Everywhere they are lamenting that obesity is on the rise, especially amongst children and the overfed are actually the undernourished. Blame it on salt. Call it the fast-food disaster, but a meal at a fast-food restaurant could expose a child to unnaturally high levels of salt. According to a BBC report, "Lobby group, Consensus Action on Salt and Health (Cash), found one meal from Pizza Hut contained four times the daily limit of salt for a six-year old." "KFC also did poorly in the analysis of hundreds of food items, which also included McDonalds and Burger King."
According to this report also, the daily recommended dosage of salt is no more than 6gm per day for an adult and 3gm per day for a child. Fast-Food meals can easily contain four times that amount for a child and double the recommended amount for an adult. Moreover, these fast-food meals are extremely high in calories. Eat a small amount and you will be packing on the pounds rapidly. Besides, what an excess of salt in the body can do is not to be taken lightly. For example, it can send your blood pressure soaring, thereby putting you at the risk of both stroke and coronary heart disease.
Another BBC news report quotes Researcher Professor Andrew Prentice, of the London School of Hygiene and Tropical Medicine, who said: "We all possess a weak innate ability to recognize foods with a high energy density."
He says that we tend to measure food intake by how much is on the plate. A fast-food meal however, contains many more calories than a healthy meal of the same quantity.
He points out that since the dawn of agriculture, the human body has evolved through the low density, high energy diet. This type of diet is still being consumed in the villages of the developing world where obesity is virtually non-existent.
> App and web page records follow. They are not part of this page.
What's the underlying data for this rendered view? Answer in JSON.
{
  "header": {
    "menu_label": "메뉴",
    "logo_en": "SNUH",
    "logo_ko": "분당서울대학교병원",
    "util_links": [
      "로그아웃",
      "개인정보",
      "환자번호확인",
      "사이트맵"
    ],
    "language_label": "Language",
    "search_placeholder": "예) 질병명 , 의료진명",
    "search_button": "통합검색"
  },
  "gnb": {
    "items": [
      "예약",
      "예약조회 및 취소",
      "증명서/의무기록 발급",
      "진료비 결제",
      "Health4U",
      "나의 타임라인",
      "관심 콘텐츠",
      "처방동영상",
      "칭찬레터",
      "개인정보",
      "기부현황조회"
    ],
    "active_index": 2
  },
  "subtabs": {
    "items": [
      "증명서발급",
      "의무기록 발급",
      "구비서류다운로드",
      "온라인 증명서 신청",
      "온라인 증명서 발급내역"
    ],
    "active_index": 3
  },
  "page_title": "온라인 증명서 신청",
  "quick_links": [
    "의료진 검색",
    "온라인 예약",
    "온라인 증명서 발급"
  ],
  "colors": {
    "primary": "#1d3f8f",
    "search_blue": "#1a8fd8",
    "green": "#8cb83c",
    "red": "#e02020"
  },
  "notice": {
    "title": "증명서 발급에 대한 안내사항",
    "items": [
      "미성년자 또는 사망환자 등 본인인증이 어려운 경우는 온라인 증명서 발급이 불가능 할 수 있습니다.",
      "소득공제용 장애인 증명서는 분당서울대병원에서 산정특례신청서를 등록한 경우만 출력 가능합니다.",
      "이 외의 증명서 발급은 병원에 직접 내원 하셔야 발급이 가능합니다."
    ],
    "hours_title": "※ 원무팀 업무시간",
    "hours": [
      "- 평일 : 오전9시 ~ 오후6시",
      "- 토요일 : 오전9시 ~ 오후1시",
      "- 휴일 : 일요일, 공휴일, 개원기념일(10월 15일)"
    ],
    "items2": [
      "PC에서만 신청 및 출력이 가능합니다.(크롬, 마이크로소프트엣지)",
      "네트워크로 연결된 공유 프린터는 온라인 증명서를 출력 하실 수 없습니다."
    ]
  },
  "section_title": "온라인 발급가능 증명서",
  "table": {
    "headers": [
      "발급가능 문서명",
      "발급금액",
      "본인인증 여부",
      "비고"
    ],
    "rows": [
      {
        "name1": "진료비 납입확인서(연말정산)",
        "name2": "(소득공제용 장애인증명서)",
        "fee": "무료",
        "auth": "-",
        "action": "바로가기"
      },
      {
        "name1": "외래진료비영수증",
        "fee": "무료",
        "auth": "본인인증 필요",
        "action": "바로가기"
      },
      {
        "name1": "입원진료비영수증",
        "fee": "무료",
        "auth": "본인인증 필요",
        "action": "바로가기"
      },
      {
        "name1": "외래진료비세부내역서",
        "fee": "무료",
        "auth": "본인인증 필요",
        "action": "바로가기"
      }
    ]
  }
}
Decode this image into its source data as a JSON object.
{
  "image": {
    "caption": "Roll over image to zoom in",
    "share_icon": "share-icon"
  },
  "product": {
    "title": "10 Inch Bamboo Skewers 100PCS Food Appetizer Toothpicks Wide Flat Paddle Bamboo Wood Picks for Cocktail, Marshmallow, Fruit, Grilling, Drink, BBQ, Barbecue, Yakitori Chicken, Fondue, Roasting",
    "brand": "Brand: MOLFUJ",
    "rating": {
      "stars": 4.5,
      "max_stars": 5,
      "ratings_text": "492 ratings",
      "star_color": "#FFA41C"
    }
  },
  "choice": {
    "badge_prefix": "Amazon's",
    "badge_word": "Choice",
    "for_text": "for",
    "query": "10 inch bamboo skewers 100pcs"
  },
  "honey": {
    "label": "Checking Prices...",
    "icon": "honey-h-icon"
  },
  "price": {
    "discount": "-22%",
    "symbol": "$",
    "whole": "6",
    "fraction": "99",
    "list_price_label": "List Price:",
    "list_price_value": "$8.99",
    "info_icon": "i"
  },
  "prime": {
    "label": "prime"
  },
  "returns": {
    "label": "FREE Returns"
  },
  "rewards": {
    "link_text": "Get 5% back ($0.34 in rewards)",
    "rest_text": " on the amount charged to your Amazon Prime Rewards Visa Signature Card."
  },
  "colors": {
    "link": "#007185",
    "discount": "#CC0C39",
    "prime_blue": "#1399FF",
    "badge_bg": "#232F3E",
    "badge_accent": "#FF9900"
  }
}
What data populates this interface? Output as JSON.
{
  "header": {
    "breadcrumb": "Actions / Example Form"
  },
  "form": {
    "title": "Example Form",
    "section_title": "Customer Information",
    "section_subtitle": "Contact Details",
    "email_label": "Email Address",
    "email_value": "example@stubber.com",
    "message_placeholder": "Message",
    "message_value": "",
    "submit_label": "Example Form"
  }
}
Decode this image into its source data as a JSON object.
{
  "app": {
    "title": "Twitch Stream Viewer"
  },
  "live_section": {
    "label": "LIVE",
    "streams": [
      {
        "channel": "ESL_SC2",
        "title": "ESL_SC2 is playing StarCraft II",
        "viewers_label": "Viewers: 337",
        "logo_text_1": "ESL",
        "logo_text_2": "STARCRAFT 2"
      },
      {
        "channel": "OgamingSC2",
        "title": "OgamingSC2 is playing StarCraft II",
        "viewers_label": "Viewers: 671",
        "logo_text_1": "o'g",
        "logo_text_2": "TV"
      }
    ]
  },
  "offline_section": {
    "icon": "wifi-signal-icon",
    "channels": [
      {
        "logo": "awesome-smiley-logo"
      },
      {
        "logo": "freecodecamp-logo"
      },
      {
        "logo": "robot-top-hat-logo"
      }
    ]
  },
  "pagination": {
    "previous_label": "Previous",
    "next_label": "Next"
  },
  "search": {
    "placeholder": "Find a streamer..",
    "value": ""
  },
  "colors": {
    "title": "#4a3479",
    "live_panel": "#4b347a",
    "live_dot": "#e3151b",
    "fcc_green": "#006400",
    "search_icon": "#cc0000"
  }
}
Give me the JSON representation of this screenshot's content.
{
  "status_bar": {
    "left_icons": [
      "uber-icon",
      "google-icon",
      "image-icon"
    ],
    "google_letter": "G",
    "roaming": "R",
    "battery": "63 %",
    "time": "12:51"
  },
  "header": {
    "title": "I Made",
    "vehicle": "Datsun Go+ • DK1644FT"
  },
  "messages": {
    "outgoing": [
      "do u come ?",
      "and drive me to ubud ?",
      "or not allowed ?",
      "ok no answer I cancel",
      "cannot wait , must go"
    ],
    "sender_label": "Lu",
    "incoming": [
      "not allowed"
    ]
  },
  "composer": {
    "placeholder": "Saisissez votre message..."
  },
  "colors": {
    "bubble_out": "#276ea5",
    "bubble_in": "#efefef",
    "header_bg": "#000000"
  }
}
On the other hand, the human body was never made to cope with the high calorie, energy-dense foods consumed in the West. This type of food is a major contributor to the increase in obesity in the West.
Changing food patterns in developing countries have led to a rise in obesity too. This is mostly true in big cities only, where the fast-food culture is quickly spreading.
A diet of fast meals will deplete the body of minerals and deprive it of vitamins. It will provide no dietary fiber, no essential fatty acids and leave it starving for real food to boot - all this, despite the extremely high calorific value from the bad fat in fast-food. If this is what kids and teenagers eat today then diseases attacking the immune system will be on the rise. Health problems such as obesity, heart disease and possibly even osteoporosis will increase due to excessive soda consumption.
The consequences of bad eating are many. From skin problems to obesity and poor digestion, the range is wide - to say nothing of bad health affecting self-esteem and the ability to think clearly. A general lack of energy and constant mood swings, even hormonal imbalances and blood sugar inconsistencies, will follow. And worst of all, an insatiable hunger will keep the vicious cycle going. Fast-food is spiked with monosodium glutamate. This supposedly enhances the taste of the food, makes you hunger for more and creates an addiction just like any other.
It appears that all fast-food and junk food tend to have excessive quantities of salt, sugar or fat added to it. Even domestic kitchens are not free of these barriers to health; the best proof of which are the contents of grocery carts.
To think most humans, at least adults, do this to themselves consciously?
How do we educate our children about food and good eating habits, and how do we teach them to separate the wheat from the chaff? Can we take a good look at how we eat, at why we eat the way we do, and at how that will affect future generations?